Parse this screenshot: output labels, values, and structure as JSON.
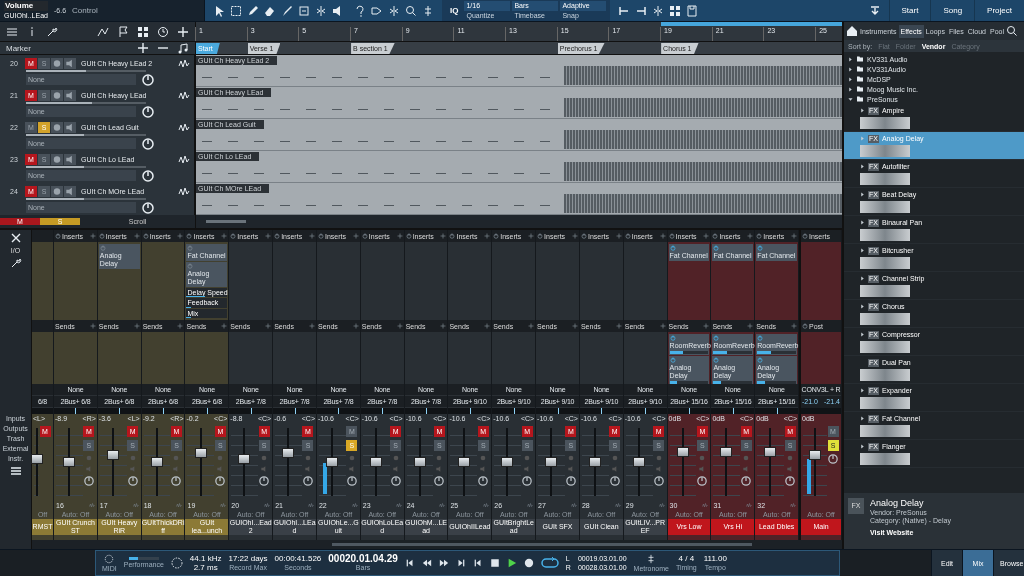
{
  "toolbar": {
    "control": {
      "param": "Volume",
      "channel": "GUIOhI..LEad",
      "value": "-6.6",
      "label": "Control"
    },
    "iq": "IQ",
    "quantize": {
      "value": "1/16",
      "label": "Quantize"
    },
    "timebase": {
      "value": "Bars",
      "label": "Timebase"
    },
    "snap": {
      "value": "Adaptive",
      "label": "Snap"
    },
    "pages": [
      {
        "label": "Start"
      },
      {
        "label": "Song"
      },
      {
        "label": "Project"
      }
    ]
  },
  "ruler": {
    "bars": [
      "1",
      "3",
      "5",
      "7",
      "9",
      "11",
      "13",
      "15",
      "17",
      "19",
      "21",
      "23",
      "25"
    ]
  },
  "markers": {
    "title": "Marker",
    "items": [
      {
        "name": "Start"
      },
      {
        "name": "Verse 1"
      },
      {
        "name": "B section 1"
      },
      {
        "name": "Prechorus 1"
      },
      {
        "name": "Chorus 1"
      }
    ]
  },
  "tracks": [
    {
      "number": "20",
      "name": "GUIt Ch Heavy LEad 2",
      "mute": true,
      "solo": false,
      "mute_label": "M",
      "solo_label": "S",
      "input": "None",
      "level": 0.5,
      "clip_name": "GUIt Ch Heavy LEad 2"
    },
    {
      "number": "21",
      "name": "GUIt Ch Heavy LEad",
      "mute": true,
      "solo": false,
      "mute_label": "M",
      "solo_label": "S",
      "input": "None",
      "level": 0.55,
      "clip_name": "GUIt Ch Heavy LEad"
    },
    {
      "number": "22",
      "name": "GUIt Ch Lead Guit",
      "mute": false,
      "solo": true,
      "mute_label": "M",
      "solo_label": "S",
      "input": "None",
      "level": 0.48,
      "clip_name": "GUIt Ch Lead Guit"
    },
    {
      "number": "23",
      "name": "GUIt Ch Lo LEad",
      "mute": true,
      "solo": false,
      "mute_label": "M",
      "solo_label": "S",
      "input": "None",
      "level": 0.48,
      "clip_name": "GUIt Ch Lo LEad"
    },
    {
      "number": "24",
      "name": "GUIt Ch MOre LEad",
      "mute": true,
      "solo": false,
      "mute_label": "M",
      "solo_label": "S",
      "input": "None",
      "level": 0.48,
      "clip_name": "GUIt Ch MOre LEad"
    }
  ],
  "arrange_footer": {
    "mute": "M",
    "solo": "S",
    "mode": "Scroll"
  },
  "mixer": {
    "panel": {
      "io": "I/O",
      "items": [
        "Inputs",
        "Outputs",
        "Trash",
        "External",
        "Instr."
      ]
    },
    "channels": [
      {
        "kind": "partial",
        "label": "RMST",
        "color": "#8c7a36",
        "routing": "6/8",
        "pan": "<L>",
        "mute": true,
        "mute_label": "M",
        "automation": "Off",
        "level": 0.55
      },
      {
        "kind": "strip",
        "number": "16",
        "label": "GUIt Crunch ST",
        "color": "#8c7a36",
        "inserts_label": "Inserts",
        "sends_label": "Sends",
        "input": "None",
        "routing": "2Bus+ 6/8",
        "volume": "-8.9",
        "pan": "<R>",
        "mute": true,
        "solo": false,
        "mute_label": "M",
        "solo_label": "S",
        "level": 0.5,
        "automation": "Auto: Off"
      },
      {
        "kind": "strip",
        "number": "17",
        "label": "GUIt Heavy RiR",
        "color": "#8c7a36",
        "inserts_label": "Inserts",
        "inserts": [
          {
            "name": "Analog Delay",
            "on": false
          }
        ],
        "sends_label": "Sends",
        "input": "None",
        "routing": "2Bus+ 6/8",
        "volume": "-3.6",
        "pan": "<L>",
        "mute": true,
        "solo": false,
        "mute_label": "M",
        "solo_label": "S",
        "level": 0.62,
        "automation": "Auto: Off"
      },
      {
        "kind": "strip",
        "number": "18",
        "label": "GUItThickDRiff",
        "color": "#8c7a36",
        "inserts_label": "Inserts",
        "sends_label": "Sends",
        "input": "None",
        "routing": "2Bus+ 6/8",
        "volume": "-9.2",
        "pan": "<R>",
        "mute": true,
        "solo": false,
        "mute_label": "M",
        "solo_label": "S",
        "level": 0.5,
        "automation": "Auto: Off"
      },
      {
        "kind": "strip",
        "number": "19",
        "label": "GUIt lea...unch",
        "color": "#8c7a36",
        "inserts_label": "Inserts",
        "inserts": [
          {
            "name": "Fat Channel",
            "on": false
          },
          {
            "name": "Analog Delay",
            "on": false,
            "params": [
              {
                "name": "Delay Speed",
                "level": 0.45
              },
              {
                "name": "Feedback",
                "level": 0.12
              },
              {
                "name": "Mix",
                "level": 0.1
              }
            ]
          }
        ],
        "sends_label": "Sends",
        "input": "None",
        "routing": "2Bus+ 6/8",
        "volume": "-0.2",
        "pan": "<C>",
        "mute": true,
        "solo": false,
        "mute_label": "M",
        "solo_label": "S",
        "level": 0.65,
        "automation": "Auto: Off"
      },
      {
        "kind": "strip",
        "number": "20",
        "label": "GUIOhI...Ead2",
        "color": "#3a4047",
        "inserts_label": "Inserts",
        "sends_label": "Sends",
        "input": "None",
        "routing": "2Bus+ 7/8",
        "volume": "-8.8",
        "pan": "<C>",
        "mute": true,
        "solo": false,
        "mute_label": "M",
        "solo_label": "S",
        "level": 0.55,
        "automation": "Auto: Off"
      },
      {
        "kind": "strip",
        "number": "21",
        "label": "GUIOhI...LEad",
        "color": "#3a4047",
        "inserts_label": "Inserts",
        "sends_label": "Sends",
        "input": "None",
        "routing": "2Bus+ 7/8",
        "volume": "-0.6",
        "pan": "<C>",
        "mute": true,
        "solo": false,
        "mute_label": "M",
        "solo_label": "S",
        "level": 0.65,
        "automation": "Auto: Off"
      },
      {
        "kind": "strip",
        "number": "22",
        "label": "GUIOhLe...Guit",
        "color": "#3a4047",
        "inserts_label": "Inserts",
        "sends_label": "Sends",
        "input": "None",
        "routing": "2Bus+ 7/8",
        "volume": "-10.6",
        "pan": "<C>",
        "mute": false,
        "solo": true,
        "mute_label": "M",
        "solo_label": "S",
        "level": 0.5,
        "meter": {
          "level": 0.45
        },
        "automation": "Auto: Off"
      },
      {
        "kind": "strip",
        "number": "23",
        "label": "GUIOhLoLEad",
        "color": "#3a4047",
        "inserts_label": "Inserts",
        "sends_label": "Sends",
        "input": "None",
        "routing": "2Bus+ 7/8",
        "volume": "-10.6",
        "pan": "<C>",
        "mute": true,
        "solo": false,
        "mute_label": "M",
        "solo_label": "S",
        "level": 0.5,
        "automation": "Auto: Off"
      },
      {
        "kind": "strip",
        "number": "24",
        "label": "GUIOhM...LEad",
        "color": "#3a4047",
        "inserts_label": "Inserts",
        "sends_label": "Sends",
        "input": "None",
        "routing": "2Bus+ 7/8",
        "volume": "-10.6",
        "pan": "<C>",
        "mute": true,
        "solo": false,
        "mute_label": "M",
        "solo_label": "S",
        "level": 0.5,
        "automation": "Auto: Off"
      },
      {
        "kind": "strip",
        "number": "25",
        "label": "GUIOhIILead",
        "color": "#3a4047",
        "inserts_label": "Inserts",
        "sends_label": "Sends",
        "input": "None",
        "routing": "2Bus+ 9/10",
        "volume": "-10.6",
        "pan": "<C>",
        "mute": true,
        "solo": false,
        "mute_label": "M",
        "solo_label": "S",
        "level": 0.5,
        "automation": "Auto: Off"
      },
      {
        "kind": "strip",
        "number": "26",
        "label": "GUItBrightLead",
        "color": "#3a4047",
        "inserts_label": "Inserts",
        "sends_label": "Sends",
        "input": "None",
        "routing": "2Bus+ 9/10",
        "volume": "-10.6",
        "pan": "<C>",
        "mute": true,
        "solo": false,
        "mute_label": "M",
        "solo_label": "S",
        "level": 0.5,
        "automation": "Auto: Off"
      },
      {
        "kind": "strip",
        "number": "27",
        "label": "GUIt SFX",
        "color": "#3a4047",
        "inserts_label": "Inserts",
        "sends_label": "Sends",
        "input": "None",
        "routing": "2Bus+ 9/10",
        "volume": "-10.6",
        "pan": "<C>",
        "mute": true,
        "solo": false,
        "mute_label": "M",
        "solo_label": "S",
        "level": 0.5,
        "automation": "Auto: Off"
      },
      {
        "kind": "strip",
        "number": "28",
        "label": "GUIt Clean",
        "color": "#3a4047",
        "inserts_label": "Inserts",
        "sends_label": "Sends",
        "input": "None",
        "routing": "2Bus+ 9/10",
        "volume": "-10.6",
        "pan": "<C>",
        "mute": true,
        "solo": false,
        "mute_label": "M",
        "solo_label": "S",
        "level": 0.5,
        "automation": "Auto: Off"
      },
      {
        "kind": "strip",
        "number": "29",
        "label": "GUItLIV...PREF",
        "color": "#3a4047",
        "inserts_label": "Inserts",
        "sends_label": "Sends",
        "input": "None",
        "routing": "2Bus+ 9/10",
        "volume": "-10.6",
        "pan": "<C>",
        "mute": true,
        "solo": false,
        "mute_label": "M",
        "solo_label": "S",
        "level": 0.5,
        "automation": "Auto: Off"
      },
      {
        "kind": "strip",
        "number": "30",
        "label": "Vrs Low",
        "color": "#c0161c",
        "inserts_label": "Inserts",
        "inserts": [
          {
            "name": "Fat Channel",
            "on": true
          }
        ],
        "sends_label": "Sends",
        "sends": [
          {
            "name": "RoomReverb",
            "level": 0.35
          },
          {
            "name": "Analog Delay",
            "level": 0.2
          }
        ],
        "input": "None",
        "routing": "2Bus+ 15/16",
        "volume": "0dB",
        "pan": "<C>",
        "mute": true,
        "solo": false,
        "mute_label": "M",
        "solo_label": "S",
        "level": 0.68,
        "automation": "Auto: Off"
      },
      {
        "kind": "strip",
        "number": "31",
        "label": "Vrs Hi",
        "color": "#c0161c",
        "inserts_label": "Inserts",
        "inserts": [
          {
            "name": "Fat Channel",
            "on": true
          }
        ],
        "sends_label": "Sends",
        "sends": [
          {
            "name": "RoomReverb",
            "level": 0.35
          },
          {
            "name": "Analog Delay",
            "level": 0.2
          }
        ],
        "input": "None",
        "routing": "2Bus+ 15/16",
        "volume": "0dB",
        "pan": "<C>",
        "mute": true,
        "solo": false,
        "mute_label": "M",
        "solo_label": "S",
        "level": 0.68,
        "automation": "Auto: Off"
      },
      {
        "kind": "strip",
        "number": "32",
        "label": "Lead Dbles",
        "color": "#c0161c",
        "inserts_label": "Inserts",
        "inserts": [
          {
            "name": "Fat Channel",
            "on": true
          }
        ],
        "sends_label": "Sends",
        "sends": [
          {
            "name": "RoomReverb",
            "level": 0.35
          },
          {
            "name": "Analog Delay",
            "level": 0.2
          }
        ],
        "input": "None",
        "routing": "2Bus+ 15/16",
        "volume": "0dB",
        "pan": "<C>",
        "mute": true,
        "solo": false,
        "mute_label": "M",
        "solo_label": "S",
        "level": 0.68,
        "automation": "Auto: Off"
      }
    ],
    "main": {
      "label": "Main",
      "color": "#c0161c",
      "inserts_label": "Inserts",
      "post_label": "Post",
      "output": "CONV3L + R",
      "peak_l": "-21.0",
      "peak_r": "-21.4",
      "volume": "0dB",
      "mute": false,
      "solo": true,
      "mute_label": "M",
      "solo_label": "S",
      "level": 0.62,
      "meter": {
        "level": 0.5
      },
      "automation": "Auto: Off"
    }
  },
  "browser": {
    "tabs": [
      {
        "label": "Instruments",
        "selected": false
      },
      {
        "label": "Effects",
        "selected": true
      },
      {
        "label": "Loops",
        "selected": false
      },
      {
        "label": "Files",
        "selected": false
      },
      {
        "label": "Cloud",
        "selected": false
      },
      {
        "label": "Pool",
        "selected": false
      }
    ],
    "sort": {
      "label": "Sort by:",
      "options": [
        {
          "label": "Flat",
          "selected": false
        },
        {
          "label": "Folder",
          "selected": false
        },
        {
          "label": "Vendor",
          "selected": true
        },
        {
          "label": "Category",
          "selected": false
        }
      ]
    },
    "vendors": [
      {
        "name": "KV331 Audio",
        "expanded": false
      },
      {
        "name": "KV331Audio",
        "expanded": false
      },
      {
        "name": "McDSP",
        "expanded": false
      },
      {
        "name": "Moog Music Inc.",
        "expanded": false
      },
      {
        "name": "PreSonus",
        "expanded": true,
        "children": [
          {
            "name": "Ampire",
            "badge": "FX",
            "selected": false,
            "expandable": true
          },
          {
            "name": "Analog Delay",
            "badge": "FX",
            "selected": true,
            "expandable": true
          },
          {
            "name": "Autofilter",
            "badge": "FX",
            "selected": false,
            "expandable": true
          },
          {
            "name": "Beat Delay",
            "badge": "FX",
            "selected": false,
            "expandable": true
          },
          {
            "name": "Binaural Pan",
            "badge": "FX",
            "selected": false,
            "expandable": true
          },
          {
            "name": "Bitcrusher",
            "badge": "FX",
            "selected": false,
            "expandable": true
          },
          {
            "name": "Channel Strip",
            "badge": "FX",
            "selected": false,
            "expandable": true
          },
          {
            "name": "Chorus",
            "badge": "FX",
            "selected": false,
            "expandable": true
          },
          {
            "name": "Compressor",
            "badge": "FX",
            "selected": false,
            "expandable": true
          },
          {
            "name": "Dual Pan",
            "badge": "FX",
            "selected": false,
            "expandable": false
          },
          {
            "name": "Expander",
            "badge": "FX",
            "selected": false,
            "expandable": true
          },
          {
            "name": "Fat Channel",
            "badge": "FX",
            "selected": false,
            "expandable": true
          },
          {
            "name": "Flanger",
            "badge": "FX",
            "selected": false,
            "expandable": true
          }
        ]
      }
    ],
    "info": {
      "badge": "FX",
      "name": "Analog Delay",
      "vendor_label": "Vendor:",
      "vendor": "PreSonus",
      "category_label": "Category:",
      "category": "(Native) - Delay",
      "link": "Visit Website"
    }
  },
  "transport": {
    "midi": "MIDI",
    "performance": {
      "label": "Performance",
      "level": 0.3
    },
    "sample_rate": "44.1 kHz",
    "latency": "2.7 ms",
    "record_time": "17:22 days",
    "record_label": "Record Max",
    "seconds": "00:00:41.526",
    "seconds_label": "Seconds",
    "bars": "00020.01.04.29",
    "bars_label": "Bars",
    "loop_on": true,
    "l_label": "L",
    "l": "00019.03.01.00",
    "r_label": "R",
    "r": "00028.03.01.00",
    "metronome": "Metronome",
    "timing": "4 / 4",
    "timing_label": "Timing",
    "tempo": "111.00",
    "tempo_label": "Tempo"
  },
  "views": [
    {
      "label": "Edit",
      "selected": false
    },
    {
      "label": "Mix",
      "selected": true
    },
    {
      "label": "Browse",
      "selected": false
    }
  ]
}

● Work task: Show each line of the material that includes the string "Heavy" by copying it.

● Output:
      "name": "GUIt Ch Heavy LEad 2",
      "clip_name": "GUIt Ch Heavy LEad 2"
      "name": "GUIt Ch Heavy LEad",
      "clip_name": "GUIt Ch Heavy LEad"
        "label": "GUIt Heavy RiR",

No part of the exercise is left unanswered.